My wife and I are off to Winnipeg for a few days this summer. We’ll visit relatives and see the city. But our primary motivation will be visiting the new Canadian Museum for Human Rights.

Opened in 2014, the museum cost $350 million. It is already a civic icon. Think of Winnipeg and you think of the Royal Winnipeg Ballet, the Blue Bombers, the Jets and now the human rights museum.

Maria and I will spend about $1,000 on airfare, accommodations, meals, getting around and admissions. Winnipeg Tourism will love us – proof tourist dollars are flowing into Winnipeg thanks to the museum.

That’s why I am so excited, in so many ways, about the now fully-funded $42 million Indigenous People’s Experience exhibit to be built at Fort Edmonton Park.

The exhibit will be the crown jewel of a $150-million upgrade (a three-way split between the Edmonton, Alberta and federal governments) to our top historical attraction. Fort Edmonton’s aging utilities will be overhauled and other interactive historical attractions added.

But the Indigenous People’s Experience is a biggie, a national and international tourist attraction.

It can be justified on multiple levels – recognizing the region and country’s First Nations people as part of the reconciliation process, partnerships with Metis and Treaty Six First Nation groups, year-round cultural tourism jobs for indigenous people, educational value and so on.

But this is a business column. I’m most interested in one nuts-and-bolts question. Will the $42 million put in the Indigenous People’s Experience offer a decent financial return for our taxpayer dollars?

Will this attraction generate hundreds of millions of new dollars coming here, from international/national tourists who otherwise WOULD NOT COME to Edmonton?

The answer – as long as the exhibit lives up to its hype as a world-class attraction, and is properly marketed at a global level – is yes.

Here’s why.

“Indigenous experiences” are a hot commodity in the tourism world. Europe remains fascinated by America’s first peoples. Germans are known to fly into Calgary, rent RVs to do the mountain loop to Vancouver and back. Now they’ll have a reason to include Edmonton.

This one attraction – properly done – will make Edmonton a recognizable place to visit during a Canadian vacation. Not just Germans, but from all over the world – especially Americans attracted by our cheap dollar.

We know and love our festivals and regional tourist attractions like Fort Edmonton Park, Elk Island, Ukrainian Village, the Reynolds Museum, Telus World of Science, the new Jurassic Forest, the Devonian Botanic Garden (now the University of Alberta Botanic Garden), the soon-to-reopen Royal Alberta Museum and the Art Gallery of Alberta.

But as international/national tourism attractions, other than West Edmonton Mall they are all small potatoes.
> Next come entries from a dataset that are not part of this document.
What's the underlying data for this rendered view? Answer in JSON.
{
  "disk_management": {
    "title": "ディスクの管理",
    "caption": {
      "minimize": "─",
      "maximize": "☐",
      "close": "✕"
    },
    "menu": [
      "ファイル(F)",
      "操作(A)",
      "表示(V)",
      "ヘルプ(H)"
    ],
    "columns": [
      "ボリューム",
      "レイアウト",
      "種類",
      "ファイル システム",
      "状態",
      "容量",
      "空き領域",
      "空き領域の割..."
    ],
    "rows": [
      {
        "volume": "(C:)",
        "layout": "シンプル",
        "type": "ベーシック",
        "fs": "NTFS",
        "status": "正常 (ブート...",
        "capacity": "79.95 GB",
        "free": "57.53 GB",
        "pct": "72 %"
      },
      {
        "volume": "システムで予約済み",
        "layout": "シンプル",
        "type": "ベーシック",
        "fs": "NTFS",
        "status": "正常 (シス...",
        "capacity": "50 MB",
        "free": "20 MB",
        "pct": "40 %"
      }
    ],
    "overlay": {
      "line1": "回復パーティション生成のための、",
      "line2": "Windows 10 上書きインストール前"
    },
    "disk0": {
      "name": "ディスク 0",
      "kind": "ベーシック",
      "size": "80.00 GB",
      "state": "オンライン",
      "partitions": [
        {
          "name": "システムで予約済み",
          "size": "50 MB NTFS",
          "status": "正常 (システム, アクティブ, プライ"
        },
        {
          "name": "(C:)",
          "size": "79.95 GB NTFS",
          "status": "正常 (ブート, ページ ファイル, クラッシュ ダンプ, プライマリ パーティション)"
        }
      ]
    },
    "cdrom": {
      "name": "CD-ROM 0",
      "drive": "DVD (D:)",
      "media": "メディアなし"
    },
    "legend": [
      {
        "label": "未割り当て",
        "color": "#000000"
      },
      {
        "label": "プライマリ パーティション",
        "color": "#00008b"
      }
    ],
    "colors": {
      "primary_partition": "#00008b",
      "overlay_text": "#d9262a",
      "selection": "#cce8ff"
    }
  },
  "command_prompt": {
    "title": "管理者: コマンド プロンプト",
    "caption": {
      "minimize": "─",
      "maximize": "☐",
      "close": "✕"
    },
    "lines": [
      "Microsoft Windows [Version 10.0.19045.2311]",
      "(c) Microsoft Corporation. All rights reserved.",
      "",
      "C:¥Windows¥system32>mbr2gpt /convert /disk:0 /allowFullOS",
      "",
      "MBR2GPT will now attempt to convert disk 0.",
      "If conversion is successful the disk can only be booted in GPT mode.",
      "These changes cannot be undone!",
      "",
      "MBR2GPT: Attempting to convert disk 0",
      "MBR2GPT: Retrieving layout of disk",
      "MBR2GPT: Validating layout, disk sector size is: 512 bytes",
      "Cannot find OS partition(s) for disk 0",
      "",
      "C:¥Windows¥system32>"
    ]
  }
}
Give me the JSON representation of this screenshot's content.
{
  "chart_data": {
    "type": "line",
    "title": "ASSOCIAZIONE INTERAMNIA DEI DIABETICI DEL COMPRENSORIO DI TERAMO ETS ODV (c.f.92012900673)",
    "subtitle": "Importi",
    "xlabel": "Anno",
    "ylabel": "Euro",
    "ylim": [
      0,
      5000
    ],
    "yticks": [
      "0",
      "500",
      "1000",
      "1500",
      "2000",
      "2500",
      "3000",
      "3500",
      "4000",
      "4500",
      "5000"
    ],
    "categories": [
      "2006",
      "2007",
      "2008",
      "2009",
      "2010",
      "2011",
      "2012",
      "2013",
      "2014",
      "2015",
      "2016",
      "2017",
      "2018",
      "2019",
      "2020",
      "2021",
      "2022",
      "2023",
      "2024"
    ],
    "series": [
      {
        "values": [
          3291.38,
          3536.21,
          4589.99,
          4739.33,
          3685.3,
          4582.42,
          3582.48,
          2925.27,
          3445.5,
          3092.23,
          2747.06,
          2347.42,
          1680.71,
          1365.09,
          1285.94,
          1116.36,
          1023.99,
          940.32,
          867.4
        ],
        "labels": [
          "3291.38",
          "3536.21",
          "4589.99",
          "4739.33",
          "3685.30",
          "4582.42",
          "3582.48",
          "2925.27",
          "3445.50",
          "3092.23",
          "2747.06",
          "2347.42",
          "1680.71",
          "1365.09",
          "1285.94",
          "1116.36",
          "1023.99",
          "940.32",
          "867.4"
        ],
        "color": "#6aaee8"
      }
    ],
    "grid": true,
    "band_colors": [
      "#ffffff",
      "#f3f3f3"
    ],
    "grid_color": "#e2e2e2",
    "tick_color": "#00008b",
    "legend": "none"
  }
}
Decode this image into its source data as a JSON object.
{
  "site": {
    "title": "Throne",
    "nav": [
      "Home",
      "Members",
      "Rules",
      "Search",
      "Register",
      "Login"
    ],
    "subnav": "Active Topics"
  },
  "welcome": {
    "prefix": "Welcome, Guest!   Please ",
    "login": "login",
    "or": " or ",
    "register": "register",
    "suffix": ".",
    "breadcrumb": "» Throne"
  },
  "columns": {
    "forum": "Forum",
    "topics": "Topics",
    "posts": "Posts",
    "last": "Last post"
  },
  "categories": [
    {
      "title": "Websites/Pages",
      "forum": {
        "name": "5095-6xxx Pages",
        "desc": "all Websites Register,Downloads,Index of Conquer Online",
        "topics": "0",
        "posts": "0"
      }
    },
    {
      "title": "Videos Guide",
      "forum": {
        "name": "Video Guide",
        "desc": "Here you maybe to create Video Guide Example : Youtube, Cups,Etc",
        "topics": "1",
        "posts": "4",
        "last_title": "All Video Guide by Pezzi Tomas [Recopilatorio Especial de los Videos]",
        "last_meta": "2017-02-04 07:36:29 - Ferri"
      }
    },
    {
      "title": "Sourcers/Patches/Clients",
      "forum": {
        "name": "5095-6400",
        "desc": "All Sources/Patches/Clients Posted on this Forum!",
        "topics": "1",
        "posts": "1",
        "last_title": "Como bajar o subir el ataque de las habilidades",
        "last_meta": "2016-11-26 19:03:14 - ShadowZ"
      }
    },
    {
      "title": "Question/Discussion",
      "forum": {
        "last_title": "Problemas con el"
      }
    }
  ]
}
The Indigenous People’s Experience gives us a crown jewel – a unique, compelling reason for tourists other than friends and relatives to visit Edmonton, to then take in other city attractions, to include Edmonton/Northern Alberta stops on various eco-tours, cultural tours, canoeing packages and so on.

Other parts are filling in the local tourism puzzle. Ice District, Rogers Place and the revitalized downtown already make for an urban draw. The downtown Touch the Water promenade, with its access funicular now being built, will eventually be a reality.

Numbers from elsewhere are encouraging: Winnipeg Tourism can safely say some 200,000 “new” tourists are coming every year to the Museum for Human Rights.

In the U.S., the Connor Prairie Interactive History Park near Indianapolis – a concept similar to the Indigenous People’s Experience – is drawing 350,000 visitors a year.

Fort Edmonton’s own attendance projections – doubling its current 250,000 visitors a year by 2020 – actually sound cautious. If a fifth of those represent “new” tourism, an industry has been born.

One last caution: Let’s not kid ourselves about year-round tourism. Out-of-town tourists disappear once its -10C for months on end. What a surprise.

And one last sarcastic note: In too many ways, Edmonton still lets down its tourists. A few years ago, public bus service was finally extended to the airport from the Century Park LRT station. But the Route 747 bus still only runs once an hour, save for half-hour service during the four-hour afternoon peak. The driver only takes cash for the $5 fee, and doesn’t give out change.

Welcome to Edmonton! But should you arrive as a backpacker from Reykjavik or London or Amsterdam with no Canadian money or no $5 bill … TOO BAD!!!!